Later he didn’t trust that God would fulfill his promise of descendants through his relationship with his wife, Sarah, so he went along with a scheme to have relations with Sarah’s younger servant girl, Hagar. That resulted in the birth of Ishmael, which led to the formation of the Muslim faith –something that is still having ripple effects today.


These were not among Abraham’s better decisions. They showed that although Abraham trusted God enough to leave his home and set off for parts unknown, he didn’t fully trust God to keep him safe or to fulfill his promises. But ultimately, after Isaac is born, when God tests Abraham’s faith by asking him to sacrifice his son, Abraham shows he has learned to trust God. Somewhere along this journey from Haran to the Promised Land, Abraham came to fully trust God.

In what ways is God asking us to leave the comfort and safety of what we have known and venture out with him on a journey of faith? Not all journeys of faith require a physical move from one place to another. But all require an openness to going in the new directions God is leading us. Learning to trust God means stepping out of our comfort zone and being open to change.
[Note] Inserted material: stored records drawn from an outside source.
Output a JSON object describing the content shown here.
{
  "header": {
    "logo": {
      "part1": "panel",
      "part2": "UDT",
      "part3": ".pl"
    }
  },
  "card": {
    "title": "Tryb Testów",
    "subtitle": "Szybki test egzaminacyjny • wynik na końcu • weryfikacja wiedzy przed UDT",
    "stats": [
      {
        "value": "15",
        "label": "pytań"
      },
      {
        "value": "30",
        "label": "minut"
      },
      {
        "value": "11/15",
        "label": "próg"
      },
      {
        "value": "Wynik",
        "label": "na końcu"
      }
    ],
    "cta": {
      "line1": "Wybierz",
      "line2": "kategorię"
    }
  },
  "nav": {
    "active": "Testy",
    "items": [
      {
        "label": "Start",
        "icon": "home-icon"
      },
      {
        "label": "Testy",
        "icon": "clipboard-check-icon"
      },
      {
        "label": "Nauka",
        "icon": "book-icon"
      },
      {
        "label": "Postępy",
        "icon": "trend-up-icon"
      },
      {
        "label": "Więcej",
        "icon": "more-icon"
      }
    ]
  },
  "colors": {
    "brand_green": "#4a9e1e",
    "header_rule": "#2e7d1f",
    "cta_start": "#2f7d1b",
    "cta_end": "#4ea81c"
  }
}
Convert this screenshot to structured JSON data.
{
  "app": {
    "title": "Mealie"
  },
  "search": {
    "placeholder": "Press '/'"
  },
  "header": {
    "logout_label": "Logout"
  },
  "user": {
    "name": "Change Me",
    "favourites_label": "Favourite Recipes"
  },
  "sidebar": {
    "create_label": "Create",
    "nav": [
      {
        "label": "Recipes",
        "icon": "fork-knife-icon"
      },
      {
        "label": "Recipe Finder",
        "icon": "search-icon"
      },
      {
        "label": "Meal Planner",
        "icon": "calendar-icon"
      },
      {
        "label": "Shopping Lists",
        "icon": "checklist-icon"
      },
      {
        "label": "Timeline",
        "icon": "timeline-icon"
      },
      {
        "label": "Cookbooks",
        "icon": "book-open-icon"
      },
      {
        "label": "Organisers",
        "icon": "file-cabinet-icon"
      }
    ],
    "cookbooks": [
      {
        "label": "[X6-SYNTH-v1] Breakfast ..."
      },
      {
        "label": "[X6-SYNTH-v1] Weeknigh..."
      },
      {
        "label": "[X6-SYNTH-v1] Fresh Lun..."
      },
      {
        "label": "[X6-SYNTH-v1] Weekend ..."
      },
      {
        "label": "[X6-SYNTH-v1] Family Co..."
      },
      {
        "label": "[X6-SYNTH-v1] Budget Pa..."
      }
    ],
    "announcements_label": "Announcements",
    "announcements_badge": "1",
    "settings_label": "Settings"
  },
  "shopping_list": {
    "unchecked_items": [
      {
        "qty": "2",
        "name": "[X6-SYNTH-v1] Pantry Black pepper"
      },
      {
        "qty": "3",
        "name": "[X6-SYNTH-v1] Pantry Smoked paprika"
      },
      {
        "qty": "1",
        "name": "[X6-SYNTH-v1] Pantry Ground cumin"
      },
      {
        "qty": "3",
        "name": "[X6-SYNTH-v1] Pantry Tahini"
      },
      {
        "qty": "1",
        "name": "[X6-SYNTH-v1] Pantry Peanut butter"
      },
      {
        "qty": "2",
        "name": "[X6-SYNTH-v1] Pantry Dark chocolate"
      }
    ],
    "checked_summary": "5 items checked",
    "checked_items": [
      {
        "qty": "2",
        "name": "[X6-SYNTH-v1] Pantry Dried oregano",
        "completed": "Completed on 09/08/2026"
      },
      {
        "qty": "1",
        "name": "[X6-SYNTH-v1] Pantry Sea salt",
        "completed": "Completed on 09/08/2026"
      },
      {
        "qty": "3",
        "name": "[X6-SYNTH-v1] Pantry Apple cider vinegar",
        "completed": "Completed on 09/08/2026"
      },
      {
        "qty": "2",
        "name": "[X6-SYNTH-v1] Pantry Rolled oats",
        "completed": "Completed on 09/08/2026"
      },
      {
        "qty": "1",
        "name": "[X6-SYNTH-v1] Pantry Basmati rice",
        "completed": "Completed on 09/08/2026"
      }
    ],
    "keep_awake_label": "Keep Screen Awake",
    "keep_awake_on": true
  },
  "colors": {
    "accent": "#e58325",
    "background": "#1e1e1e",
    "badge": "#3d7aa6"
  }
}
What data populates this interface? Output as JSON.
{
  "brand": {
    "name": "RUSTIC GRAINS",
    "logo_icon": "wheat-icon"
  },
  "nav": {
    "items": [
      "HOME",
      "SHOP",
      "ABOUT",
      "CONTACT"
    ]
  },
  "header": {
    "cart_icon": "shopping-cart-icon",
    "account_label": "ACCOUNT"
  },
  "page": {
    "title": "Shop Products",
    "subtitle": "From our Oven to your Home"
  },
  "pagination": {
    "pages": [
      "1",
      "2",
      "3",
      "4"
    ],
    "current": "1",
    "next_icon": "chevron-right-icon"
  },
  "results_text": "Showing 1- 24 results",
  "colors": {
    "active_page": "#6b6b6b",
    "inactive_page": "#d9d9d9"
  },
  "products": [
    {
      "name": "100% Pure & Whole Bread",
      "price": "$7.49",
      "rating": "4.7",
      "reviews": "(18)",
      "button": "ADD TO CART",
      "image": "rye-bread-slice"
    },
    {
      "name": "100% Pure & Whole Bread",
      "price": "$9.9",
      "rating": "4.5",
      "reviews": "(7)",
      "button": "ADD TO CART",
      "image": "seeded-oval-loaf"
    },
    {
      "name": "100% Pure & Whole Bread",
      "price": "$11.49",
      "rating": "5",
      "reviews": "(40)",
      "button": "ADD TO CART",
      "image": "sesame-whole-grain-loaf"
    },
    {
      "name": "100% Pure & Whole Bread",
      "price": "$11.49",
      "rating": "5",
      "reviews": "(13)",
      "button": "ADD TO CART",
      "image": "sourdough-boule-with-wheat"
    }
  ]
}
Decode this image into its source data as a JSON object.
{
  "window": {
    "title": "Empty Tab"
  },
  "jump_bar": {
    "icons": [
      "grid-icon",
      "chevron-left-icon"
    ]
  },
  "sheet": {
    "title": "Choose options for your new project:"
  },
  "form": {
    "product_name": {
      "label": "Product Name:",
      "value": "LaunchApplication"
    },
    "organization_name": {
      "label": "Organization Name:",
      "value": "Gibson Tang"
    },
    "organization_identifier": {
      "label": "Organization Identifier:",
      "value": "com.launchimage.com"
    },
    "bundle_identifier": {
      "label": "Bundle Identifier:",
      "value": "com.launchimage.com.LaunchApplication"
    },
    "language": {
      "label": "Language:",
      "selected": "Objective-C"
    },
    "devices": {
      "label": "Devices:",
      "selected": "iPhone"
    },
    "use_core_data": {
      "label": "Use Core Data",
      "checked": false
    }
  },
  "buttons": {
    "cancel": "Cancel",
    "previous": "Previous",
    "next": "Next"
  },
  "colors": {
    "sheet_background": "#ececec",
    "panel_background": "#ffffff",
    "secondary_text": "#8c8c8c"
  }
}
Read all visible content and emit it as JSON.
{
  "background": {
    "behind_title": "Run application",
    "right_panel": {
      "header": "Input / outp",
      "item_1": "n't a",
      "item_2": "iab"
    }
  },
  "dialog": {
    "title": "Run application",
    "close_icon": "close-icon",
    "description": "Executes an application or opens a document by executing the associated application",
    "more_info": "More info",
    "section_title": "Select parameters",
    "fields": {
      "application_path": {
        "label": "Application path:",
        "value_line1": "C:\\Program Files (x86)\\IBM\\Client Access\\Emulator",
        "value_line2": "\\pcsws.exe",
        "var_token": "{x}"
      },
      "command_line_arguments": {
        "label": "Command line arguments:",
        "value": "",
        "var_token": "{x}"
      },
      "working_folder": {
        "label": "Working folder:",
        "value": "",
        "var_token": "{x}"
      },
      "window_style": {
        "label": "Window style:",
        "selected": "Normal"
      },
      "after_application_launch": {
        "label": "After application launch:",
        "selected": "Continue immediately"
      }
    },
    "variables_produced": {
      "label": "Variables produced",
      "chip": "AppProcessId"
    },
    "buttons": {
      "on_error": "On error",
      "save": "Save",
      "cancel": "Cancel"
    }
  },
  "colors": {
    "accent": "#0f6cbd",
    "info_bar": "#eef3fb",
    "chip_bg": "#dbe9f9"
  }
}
Might that journey of faith invite us to go beyond the basics we were taught in Sunday School and Confirmation and continue growing in our knowledge of the Bible and our relationship with God? Might that journey of faith invite us to be active participants in the work Jesus commissioned his disciples to do – to make disciples of all nations, baptizing them and teaching them all that Jesus commanded? Might that journey involve living out our faith in all the little decisions we make each day? Might that journey involve telling others why our faith matters in our lives, actually witnessing to the difference God has made in our lives?


If Abraham had never left Haran he would never have gotten to know how trustworthy God is. He would have never experienced the trust that comes from knowing God is dependable and really does keep his promises. In what ways are we clinging to old things in our lives that keep us from growing in our faith? What might it look like to let leave the security of Haran behind and walk boldly wherever God calls us to go?


God blessed Abraham to be a blessing to others. God’s promises of blessing to Abraham were never for Abraham to keep to himself. From the beginning, God’s promises were made so that through Abraham the whole world would be blessed.


That’s how blessings work. Blessings were never meant to be hoarded. Blessings are only fully realized when they are shared. Mr. Rogers, of Mr. Rogers’ Neighborhood, once said: “The real issue in life is not how many blessings we have, but what we do with our blessings. Some people have many blessings and hoard them. Some have few and give everything away.” How true! Well said, Mr. Rogers!


There is joy in being a blessing to others. There is joy in generosity – in giving of our time to help others, in giving of our resources to help others, in sharing our talents in ways that make other’s lives better. There is a joy in sharing our faith with others, in pointing to God, the source of life and love, of hope and salvation, of forgiveness and eternal life.


Sharing and generosity are marks of God’s people. That was true for Abraham and it has been true ever since. Sharing Gods’ blessings encourages others to live generously. Blessings spread. Resources are shared. Faith takes root. Love is given. God is honored and glorified.


As God called Abraham and promised him blessings, so too God calls us and blesses us. Throughout Jesus’ time on earth, he invited people to be part of the journey saying, “Follow me!” All of us are invited to follow God’s lead. All of us are invited on journeys of faith. All of us are invited to go and make disciples.


As Abraham was sent into new places to learn to trust God’s promises, so too, God leads us to places near and far to be his hands and feet, to share his love and salvation. What a journey it is!


Let’s pray:

Lord God, you have called your servants

     to ventures of which we cannot see the ending,

     by paths as yet untrodden,

     through perils and into joys unknown.

Give us faith to go out with courage,

     not knowing where we go,

     but only that your hand is leading us

     and your love supporting us;

Through Jesus Christ our Lord. Amen.